Americans seem to love forced self-care. If you don’t give up alcohol for a period of time, you’re made to feel like a spineless addict. If you don’t lose a few pounds every now and again, you’re supposed to feel icky about yourself.
Here at Kikoko, we don’t vow to give up anything, and we attempt to drop not an ounce. Instead, we decide to focus on happiness. If you can pull off being slightly happier, you’ll be a lot healthier, right?
Mental illness has never been more ubiquitous than it is right now. Whether or not you suffer from a diagnosed condition, we’ve all experienced some measure of downturned mood recently.
And who can blame us? It’s been a shitshow of flopping between hopelessness, fear, panic, feigned calm, rage, denial, incredulity, and very deep connections with the people who matter—and the shedding of those who no longer do. (For a comic take on all that we’ve lived through, watch Death to 2020 on Netflix. Mockumentary madness at its finest.)
Cannabis played a very large role in getting me through 2020. I am not what would be considered a heavy user. I don’t smoke weed (my lungs!), and during workdays I refrain from everything but Kikoko’s microdosed Focus and Calm mints. But post work? I’ve replaced alcohol with cannabis. Well, 85% replaced. Cannabis immediately lifts me out of a funk. I find myself more present with those around me. I have more meaningful conversations. I don’t sweat the small stuff. I sleep more deeply. And I think I’m just a nicer person to be around.
For another example, take my very conservative 91-year-old mother-in-law. Covid isolation took its toll and low mood and anxiety besieged her. I kept giving her low-dose Kikoko products and she kept hiding them in the back of her cupboard.
Recently, she called me to tell me that she was feeling so down that she was willing to try it. She drank a cup of Sympa-Tea (3mg THC/20mg CBD) and called me back 30 minutes later. “I love this feeling!” she enthused. “I should have been doing this all along.” I refrained from the obvious retort.
Cannabis, when sensibly dosed, can help with mood. But the truth is that there are other simple practices that, according to clinical research, make us happier.

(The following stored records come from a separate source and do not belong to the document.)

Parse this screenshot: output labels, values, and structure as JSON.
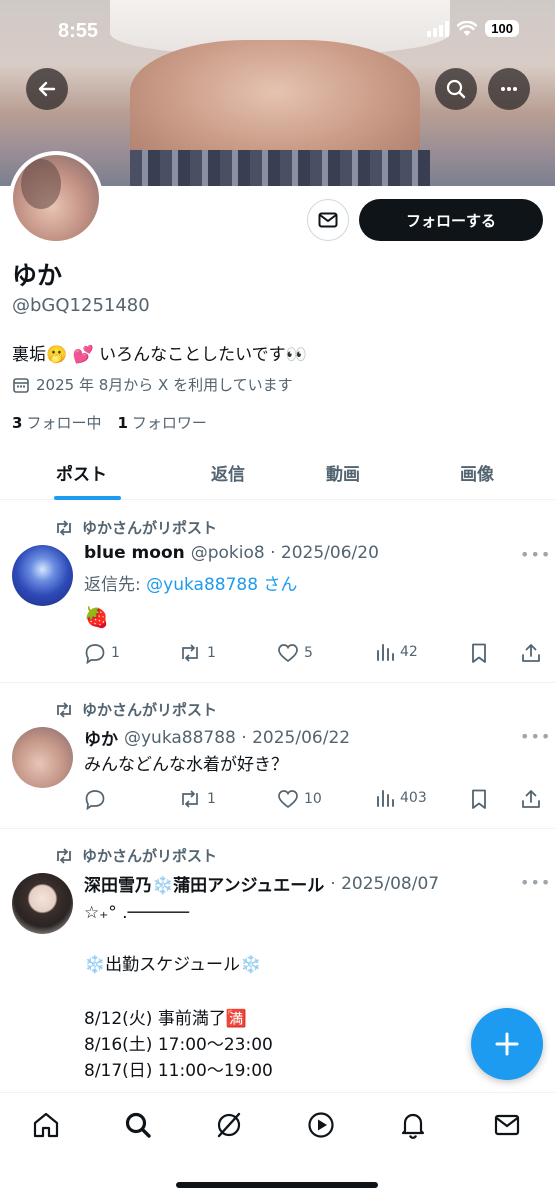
{
  "status_bar": {
    "time": "8:55",
    "battery": "100"
  },
  "profile": {
    "display_name": "ゆか",
    "handle": "@bGQ1251480",
    "bio": "裏垢🫢 💕 いろんなことしたいです👀",
    "joined": "2025 年 8月から X を利用しています",
    "following_count": "3",
    "following_label": "フォロー中",
    "followers_count": "1",
    "followers_label": "フォロワー",
    "follow_button": "フォローする"
  },
  "tabs": [
    {
      "label": "ポスト",
      "active": true
    },
    {
      "label": "返信",
      "active": false
    },
    {
      "label": "動画",
      "active": false
    },
    {
      "label": "画像",
      "active": false
    }
  ],
  "posts": [
    {
      "repost_label": "ゆかさんがリポスト",
      "name": "blue moon",
      "meta": "@pokio8 · 2025/06/20",
      "reply_prefix": "返信先: ",
      "reply_mention": "@yuka88788 さん",
      "text": "🍓",
      "replies": "1",
      "reposts": "1",
      "likes": "5",
      "views": "42"
    },
    {
      "repost_label": "ゆかさんがリポスト",
      "name": "ゆか",
      "meta": "@yuka88788 · 2025/06/22",
      "text": "みんなどんな水着が好き？",
      "replies": "",
      "reposts": "1",
      "likes": "10",
      "views": "403"
    },
    {
      "repost_label": "ゆかさんがリポスト",
      "name": "深田雪乃❄️蒲田アンジュエール",
      "meta": "· 2025/08/07",
      "lines": [
        "☆₊° .──────",
        "",
        "❄️出勤スケジュール❄️",
        "",
        "8/12(火) 事前満了🈵",
        "8/16(土) 17:00～23:00",
        "8/17(日) 11:00～19:00"
      ]
    }
  ],
  "colors": {
    "accent": "#1d9bf0",
    "text": "#0f1419",
    "muted": "#536471"
  },
  "icons": {
    "back": "arrow-left-icon",
    "search": "search-icon",
    "more": "more-horizontal-icon",
    "message": "envelope-icon",
    "calendar": "calendar-icon",
    "repost": "repost-icon",
    "reply": "reply-icon",
    "like": "heart-icon",
    "views": "bar-chart-icon",
    "bookmark": "bookmark-icon",
    "share": "share-icon",
    "compose": "plus-icon",
    "nav": [
      "home-icon",
      "search-icon",
      "grok-icon",
      "play-icon",
      "bell-icon",
      "mail-icon"
    ]
  }
}
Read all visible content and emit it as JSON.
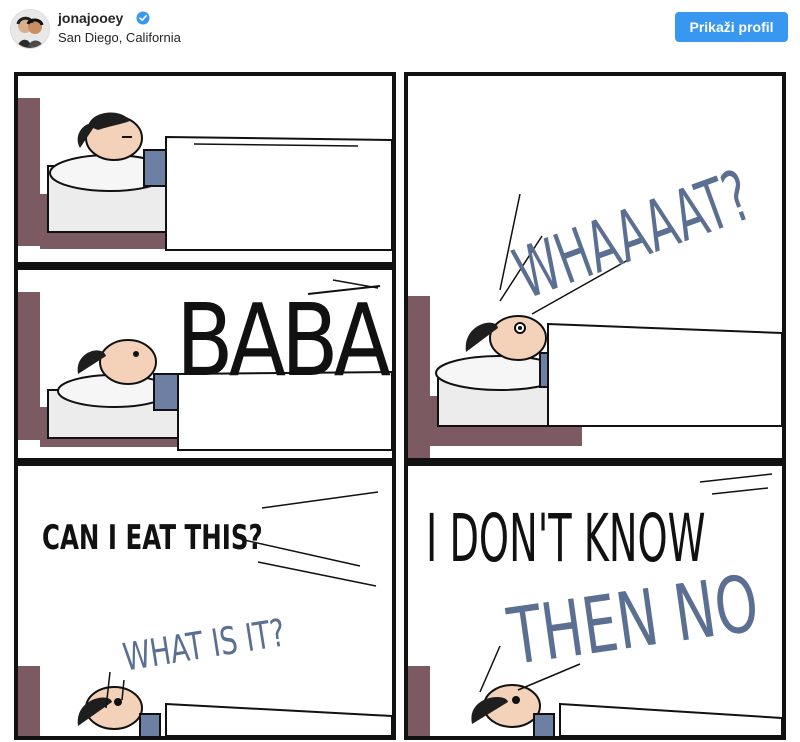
{
  "post_header": {
    "username": "jonajooey",
    "location": "San Diego, California",
    "profile_button_label": "Prikaži profil",
    "verified_icon": "verified-badge-icon",
    "accent_color": "#3897f0"
  },
  "comic": {
    "panel2_text": "BABA",
    "panel3_text": "WHAAAAT?",
    "panel4_text_top": "CAN I EAT THIS?",
    "panel4_text_bottom": "WHAT IS IT?",
    "panel5_text_top": "I DON'T KNOW",
    "panel5_text_bottom": "THEN NO",
    "reply_color": "#5a6f91"
  }
}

I first heard about the science of happiness when I met Shawn Achor, the guy who teaches Harvard’s most popular class of all time (Positive Psychology 1504). The author of The Happiness Advantage, a popular TED speaker, the founder of GoodThink, and all around happy pundit, Achor researches how our environment can lead to negative thinking, and how we can train our brains toward positive thinking.
Positive thinking has a myriad of proven benefits, including better relationships, career success, emotional resilience, better use of our intellect, more creativity, stronger health, longer lives, and the list goes on.

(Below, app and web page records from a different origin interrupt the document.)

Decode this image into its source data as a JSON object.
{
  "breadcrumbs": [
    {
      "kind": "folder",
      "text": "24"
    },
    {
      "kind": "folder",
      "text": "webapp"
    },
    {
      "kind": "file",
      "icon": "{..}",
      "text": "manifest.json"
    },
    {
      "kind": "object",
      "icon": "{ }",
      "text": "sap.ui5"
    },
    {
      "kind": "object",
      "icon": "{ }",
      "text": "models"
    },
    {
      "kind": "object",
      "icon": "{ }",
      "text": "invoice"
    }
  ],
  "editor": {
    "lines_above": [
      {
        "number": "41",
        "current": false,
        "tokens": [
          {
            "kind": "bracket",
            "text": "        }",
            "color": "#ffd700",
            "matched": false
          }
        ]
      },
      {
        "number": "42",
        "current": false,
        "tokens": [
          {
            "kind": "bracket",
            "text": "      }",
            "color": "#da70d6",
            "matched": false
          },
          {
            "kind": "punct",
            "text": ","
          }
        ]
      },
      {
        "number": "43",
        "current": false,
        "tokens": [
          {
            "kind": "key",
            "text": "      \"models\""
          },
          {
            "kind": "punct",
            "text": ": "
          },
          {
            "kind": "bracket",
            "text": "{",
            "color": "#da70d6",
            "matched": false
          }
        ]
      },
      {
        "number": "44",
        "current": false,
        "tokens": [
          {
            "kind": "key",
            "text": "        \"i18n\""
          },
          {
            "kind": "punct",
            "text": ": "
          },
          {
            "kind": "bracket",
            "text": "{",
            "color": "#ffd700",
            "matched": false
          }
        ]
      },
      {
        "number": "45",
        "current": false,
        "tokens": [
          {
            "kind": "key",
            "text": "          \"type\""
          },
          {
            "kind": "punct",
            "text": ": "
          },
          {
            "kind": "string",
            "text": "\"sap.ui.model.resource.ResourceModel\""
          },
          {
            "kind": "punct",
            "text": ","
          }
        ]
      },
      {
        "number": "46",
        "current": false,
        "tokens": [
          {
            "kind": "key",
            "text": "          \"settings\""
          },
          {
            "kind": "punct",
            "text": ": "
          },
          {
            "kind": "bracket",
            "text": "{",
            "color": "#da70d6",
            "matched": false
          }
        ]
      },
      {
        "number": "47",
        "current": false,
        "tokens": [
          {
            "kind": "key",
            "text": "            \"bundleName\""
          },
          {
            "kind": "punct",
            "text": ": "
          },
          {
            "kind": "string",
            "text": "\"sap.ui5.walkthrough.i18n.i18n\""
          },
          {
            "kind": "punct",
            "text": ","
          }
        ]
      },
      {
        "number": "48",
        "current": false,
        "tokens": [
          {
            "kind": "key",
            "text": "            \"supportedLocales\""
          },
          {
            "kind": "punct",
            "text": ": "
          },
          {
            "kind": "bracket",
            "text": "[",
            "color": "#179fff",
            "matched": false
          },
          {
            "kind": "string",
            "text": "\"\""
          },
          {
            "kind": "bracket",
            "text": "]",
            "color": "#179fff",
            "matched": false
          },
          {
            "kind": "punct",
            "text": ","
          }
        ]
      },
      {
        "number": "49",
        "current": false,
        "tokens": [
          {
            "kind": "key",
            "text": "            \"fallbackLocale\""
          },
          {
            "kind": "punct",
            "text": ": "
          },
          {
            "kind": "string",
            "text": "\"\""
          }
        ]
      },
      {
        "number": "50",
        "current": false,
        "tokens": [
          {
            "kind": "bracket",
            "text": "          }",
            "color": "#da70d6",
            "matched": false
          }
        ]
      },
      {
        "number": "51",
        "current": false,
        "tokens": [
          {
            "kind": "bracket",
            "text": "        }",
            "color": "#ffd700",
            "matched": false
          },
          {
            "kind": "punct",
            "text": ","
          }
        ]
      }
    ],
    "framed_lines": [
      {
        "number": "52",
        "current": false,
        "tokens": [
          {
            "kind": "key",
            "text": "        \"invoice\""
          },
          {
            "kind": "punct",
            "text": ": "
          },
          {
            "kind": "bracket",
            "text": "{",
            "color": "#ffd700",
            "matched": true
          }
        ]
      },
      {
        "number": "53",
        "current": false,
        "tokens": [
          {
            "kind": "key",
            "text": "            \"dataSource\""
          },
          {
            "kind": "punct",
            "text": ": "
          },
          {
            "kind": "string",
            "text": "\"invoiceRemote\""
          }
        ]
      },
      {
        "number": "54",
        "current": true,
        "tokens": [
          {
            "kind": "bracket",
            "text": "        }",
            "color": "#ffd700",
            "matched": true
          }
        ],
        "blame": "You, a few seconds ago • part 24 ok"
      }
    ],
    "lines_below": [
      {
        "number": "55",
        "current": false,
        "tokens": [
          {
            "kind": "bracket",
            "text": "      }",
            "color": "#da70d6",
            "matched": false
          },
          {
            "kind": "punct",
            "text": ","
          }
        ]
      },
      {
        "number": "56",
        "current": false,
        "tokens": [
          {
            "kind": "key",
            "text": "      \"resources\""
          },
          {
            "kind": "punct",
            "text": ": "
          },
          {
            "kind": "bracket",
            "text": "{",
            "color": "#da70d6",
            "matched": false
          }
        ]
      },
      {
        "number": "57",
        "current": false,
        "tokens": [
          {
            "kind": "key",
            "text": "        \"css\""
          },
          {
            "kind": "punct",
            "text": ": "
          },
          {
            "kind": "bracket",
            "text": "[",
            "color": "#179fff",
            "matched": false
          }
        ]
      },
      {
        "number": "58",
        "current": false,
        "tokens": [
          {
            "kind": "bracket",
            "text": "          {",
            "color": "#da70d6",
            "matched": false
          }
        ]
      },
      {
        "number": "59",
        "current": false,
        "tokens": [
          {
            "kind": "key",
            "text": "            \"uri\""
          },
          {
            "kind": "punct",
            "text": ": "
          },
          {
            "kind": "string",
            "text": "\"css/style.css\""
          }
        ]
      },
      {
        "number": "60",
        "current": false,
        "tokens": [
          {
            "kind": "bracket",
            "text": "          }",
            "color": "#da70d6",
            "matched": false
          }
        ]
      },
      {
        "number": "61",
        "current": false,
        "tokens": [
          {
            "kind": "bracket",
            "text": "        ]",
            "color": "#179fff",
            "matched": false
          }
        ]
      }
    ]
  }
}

According to Achor, there are five things you can do for 21 days to retrain your brain to scan the world for positive content rather than absorbing all the negative that’s thrown at us. They are:
- Identify three things you’re grateful for. Things like “my house” won’t cut it. Acknowledge more detail, such as: “I’m grateful for the way the sun comes through the front windows and warms the room.” Or, “I’m grateful for the love my husband showed in picking flowers for me.”
- Write in a journal. (Yes, you can cheat and write about your gratitude.)
- Exercise. It boosts serotonin.
- Meditate. However works for you.
- Commit random acts of kindness. A study had people write one email a day to praise someone or give them encouragement, which is an easy way to perform kindness.
Admittedly, it took me a while to agree to do these five things every day. When I read that this required meditation and journaling I thought, “Hell no.”
I found it intimidating to be locked in a room with lotus-legged, blissed out people while every joint in my body swore at me and my mind swung from the ceiling like an orangutan. I mean, who can sit for an hour like that?
Journaling wasn’t my jam either. I did it for years when I traveled as a journalist. I had to. It was called work.
But then I did the 21 days and I’ll be damned, it worked. I learned to meditate (lying down), I often cheated on journaling (bullet points work, right?), and I listened to the Happiness Lab podcast during my hikes. But these things, combined with actively practicing kindness and recognizing all that I have to be grateful for, restructured my brain.
I wish I could claim to be the happiest person you’ll ever meet. I am not, but I do know how to pull myself up by looking for the positive, being kind, and recognizing how lucky I am.
Try it and let us know.